PROBLEM |
Using "ABSD" as the search string, find the matching lines below and copy them.
──────── LISTED ENTRIES ────────
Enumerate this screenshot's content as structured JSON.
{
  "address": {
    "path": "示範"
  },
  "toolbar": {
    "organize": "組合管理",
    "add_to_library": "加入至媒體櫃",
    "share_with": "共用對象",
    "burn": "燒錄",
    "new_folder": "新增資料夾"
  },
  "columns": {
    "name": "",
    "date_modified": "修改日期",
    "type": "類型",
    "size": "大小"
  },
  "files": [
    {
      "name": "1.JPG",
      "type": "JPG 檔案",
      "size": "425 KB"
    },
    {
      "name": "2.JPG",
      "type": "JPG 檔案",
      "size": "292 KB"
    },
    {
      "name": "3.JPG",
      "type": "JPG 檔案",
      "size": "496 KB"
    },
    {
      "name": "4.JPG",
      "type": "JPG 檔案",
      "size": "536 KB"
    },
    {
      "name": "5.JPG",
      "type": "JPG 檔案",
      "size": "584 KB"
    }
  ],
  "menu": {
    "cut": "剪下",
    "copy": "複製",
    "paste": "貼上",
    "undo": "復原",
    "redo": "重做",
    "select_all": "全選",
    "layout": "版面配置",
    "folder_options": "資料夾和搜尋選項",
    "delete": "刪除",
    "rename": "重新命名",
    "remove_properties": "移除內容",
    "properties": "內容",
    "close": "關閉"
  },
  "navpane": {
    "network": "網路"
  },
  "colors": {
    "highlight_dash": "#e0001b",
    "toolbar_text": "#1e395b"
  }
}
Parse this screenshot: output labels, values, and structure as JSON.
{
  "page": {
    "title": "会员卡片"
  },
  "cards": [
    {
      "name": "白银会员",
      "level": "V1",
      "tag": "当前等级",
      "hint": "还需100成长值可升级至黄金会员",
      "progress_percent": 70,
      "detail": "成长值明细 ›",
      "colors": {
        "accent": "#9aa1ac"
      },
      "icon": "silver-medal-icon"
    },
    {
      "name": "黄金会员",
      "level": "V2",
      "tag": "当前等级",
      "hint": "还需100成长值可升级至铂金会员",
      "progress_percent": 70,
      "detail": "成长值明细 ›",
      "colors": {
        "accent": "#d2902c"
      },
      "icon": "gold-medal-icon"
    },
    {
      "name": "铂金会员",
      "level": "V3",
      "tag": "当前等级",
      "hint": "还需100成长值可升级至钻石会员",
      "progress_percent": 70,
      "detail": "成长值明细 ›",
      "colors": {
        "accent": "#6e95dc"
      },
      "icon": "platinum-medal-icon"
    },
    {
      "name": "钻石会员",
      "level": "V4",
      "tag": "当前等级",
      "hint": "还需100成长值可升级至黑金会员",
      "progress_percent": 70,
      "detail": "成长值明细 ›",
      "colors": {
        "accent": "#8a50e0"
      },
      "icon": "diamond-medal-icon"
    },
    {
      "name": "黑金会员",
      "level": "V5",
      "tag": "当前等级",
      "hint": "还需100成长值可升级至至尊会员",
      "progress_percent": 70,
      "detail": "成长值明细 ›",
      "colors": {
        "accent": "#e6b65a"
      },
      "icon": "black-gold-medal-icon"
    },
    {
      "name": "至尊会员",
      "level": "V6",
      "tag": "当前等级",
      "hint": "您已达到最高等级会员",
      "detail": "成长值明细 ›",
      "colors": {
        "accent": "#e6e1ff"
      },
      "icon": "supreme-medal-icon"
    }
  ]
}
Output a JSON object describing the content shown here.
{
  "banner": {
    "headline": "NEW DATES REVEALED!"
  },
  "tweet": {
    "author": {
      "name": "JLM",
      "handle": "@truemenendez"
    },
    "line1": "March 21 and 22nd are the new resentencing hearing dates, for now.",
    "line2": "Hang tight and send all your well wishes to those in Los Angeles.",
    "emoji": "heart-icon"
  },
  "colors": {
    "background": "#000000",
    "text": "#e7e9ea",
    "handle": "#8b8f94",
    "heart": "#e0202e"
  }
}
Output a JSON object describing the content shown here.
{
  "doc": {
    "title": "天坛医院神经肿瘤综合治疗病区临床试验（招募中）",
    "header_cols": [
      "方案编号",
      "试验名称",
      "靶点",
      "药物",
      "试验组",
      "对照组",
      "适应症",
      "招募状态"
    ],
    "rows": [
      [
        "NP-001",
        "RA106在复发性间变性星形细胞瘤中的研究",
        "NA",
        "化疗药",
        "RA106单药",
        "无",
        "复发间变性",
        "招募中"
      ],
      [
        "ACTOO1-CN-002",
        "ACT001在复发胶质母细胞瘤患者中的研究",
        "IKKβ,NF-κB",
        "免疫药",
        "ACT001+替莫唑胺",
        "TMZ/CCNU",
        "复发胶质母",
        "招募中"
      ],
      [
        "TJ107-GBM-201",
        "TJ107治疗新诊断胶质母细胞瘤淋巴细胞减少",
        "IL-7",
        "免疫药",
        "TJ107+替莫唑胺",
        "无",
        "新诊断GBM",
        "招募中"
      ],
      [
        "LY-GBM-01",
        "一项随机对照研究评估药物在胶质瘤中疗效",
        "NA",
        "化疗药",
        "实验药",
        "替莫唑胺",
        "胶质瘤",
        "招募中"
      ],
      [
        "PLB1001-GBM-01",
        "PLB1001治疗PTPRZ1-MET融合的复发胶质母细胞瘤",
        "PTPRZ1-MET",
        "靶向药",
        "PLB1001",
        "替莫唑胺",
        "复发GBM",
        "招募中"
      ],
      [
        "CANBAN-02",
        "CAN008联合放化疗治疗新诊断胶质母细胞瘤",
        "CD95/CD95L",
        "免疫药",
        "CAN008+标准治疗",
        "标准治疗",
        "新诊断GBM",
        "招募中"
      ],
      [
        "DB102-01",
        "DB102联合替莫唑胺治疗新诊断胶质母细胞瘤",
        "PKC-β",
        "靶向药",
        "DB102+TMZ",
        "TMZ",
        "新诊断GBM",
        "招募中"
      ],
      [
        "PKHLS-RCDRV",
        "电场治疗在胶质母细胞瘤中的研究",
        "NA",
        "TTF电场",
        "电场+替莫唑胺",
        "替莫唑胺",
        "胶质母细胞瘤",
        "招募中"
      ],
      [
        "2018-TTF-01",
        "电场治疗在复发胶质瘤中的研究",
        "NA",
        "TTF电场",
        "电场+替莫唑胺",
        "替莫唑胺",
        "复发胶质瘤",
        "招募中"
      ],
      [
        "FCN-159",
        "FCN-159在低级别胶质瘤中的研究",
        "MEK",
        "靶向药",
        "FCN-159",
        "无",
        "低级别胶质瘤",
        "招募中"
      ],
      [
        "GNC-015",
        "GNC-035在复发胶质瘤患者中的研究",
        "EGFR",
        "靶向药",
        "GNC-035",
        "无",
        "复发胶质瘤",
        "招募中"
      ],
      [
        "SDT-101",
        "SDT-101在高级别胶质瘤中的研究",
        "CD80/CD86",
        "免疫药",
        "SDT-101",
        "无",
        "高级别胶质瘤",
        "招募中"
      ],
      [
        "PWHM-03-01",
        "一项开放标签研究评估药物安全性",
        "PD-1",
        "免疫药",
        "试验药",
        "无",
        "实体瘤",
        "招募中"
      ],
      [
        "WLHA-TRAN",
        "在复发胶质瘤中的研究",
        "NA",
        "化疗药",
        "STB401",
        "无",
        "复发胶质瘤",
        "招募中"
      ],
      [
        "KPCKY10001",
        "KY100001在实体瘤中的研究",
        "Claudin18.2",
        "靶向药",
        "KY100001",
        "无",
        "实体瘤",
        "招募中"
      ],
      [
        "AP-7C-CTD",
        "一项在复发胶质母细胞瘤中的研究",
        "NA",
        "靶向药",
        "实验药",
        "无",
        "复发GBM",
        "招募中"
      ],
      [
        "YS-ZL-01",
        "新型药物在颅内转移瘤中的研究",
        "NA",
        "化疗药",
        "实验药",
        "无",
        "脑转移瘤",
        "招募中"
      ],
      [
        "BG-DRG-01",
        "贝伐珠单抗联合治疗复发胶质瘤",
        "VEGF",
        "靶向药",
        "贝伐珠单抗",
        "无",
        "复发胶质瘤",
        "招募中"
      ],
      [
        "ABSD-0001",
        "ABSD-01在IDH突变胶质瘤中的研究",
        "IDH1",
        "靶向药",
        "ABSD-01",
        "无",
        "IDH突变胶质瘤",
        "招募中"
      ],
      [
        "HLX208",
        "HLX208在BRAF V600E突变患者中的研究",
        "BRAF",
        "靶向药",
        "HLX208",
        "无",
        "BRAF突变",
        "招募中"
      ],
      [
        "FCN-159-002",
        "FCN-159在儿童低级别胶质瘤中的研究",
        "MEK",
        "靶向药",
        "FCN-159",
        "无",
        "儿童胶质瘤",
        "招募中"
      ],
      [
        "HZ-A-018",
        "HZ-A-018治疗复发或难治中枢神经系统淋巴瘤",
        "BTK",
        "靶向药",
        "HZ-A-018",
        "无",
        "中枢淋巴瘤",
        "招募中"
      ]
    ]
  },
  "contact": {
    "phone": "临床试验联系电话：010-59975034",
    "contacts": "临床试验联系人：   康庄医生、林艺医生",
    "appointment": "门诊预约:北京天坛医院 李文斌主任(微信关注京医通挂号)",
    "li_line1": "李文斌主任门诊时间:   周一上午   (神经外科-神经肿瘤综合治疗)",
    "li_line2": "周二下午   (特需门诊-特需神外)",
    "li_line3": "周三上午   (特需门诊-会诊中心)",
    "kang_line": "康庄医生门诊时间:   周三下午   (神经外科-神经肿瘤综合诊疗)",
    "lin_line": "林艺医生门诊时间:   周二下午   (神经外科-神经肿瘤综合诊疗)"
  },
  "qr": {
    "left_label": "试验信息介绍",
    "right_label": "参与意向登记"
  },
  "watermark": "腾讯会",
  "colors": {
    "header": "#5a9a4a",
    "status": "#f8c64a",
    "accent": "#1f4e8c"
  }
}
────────
TASK OUTPUT |
        "ABSD-0001",
        "ABSD-01在IDH突变胶质瘤中的研究",
        "ABSD-01",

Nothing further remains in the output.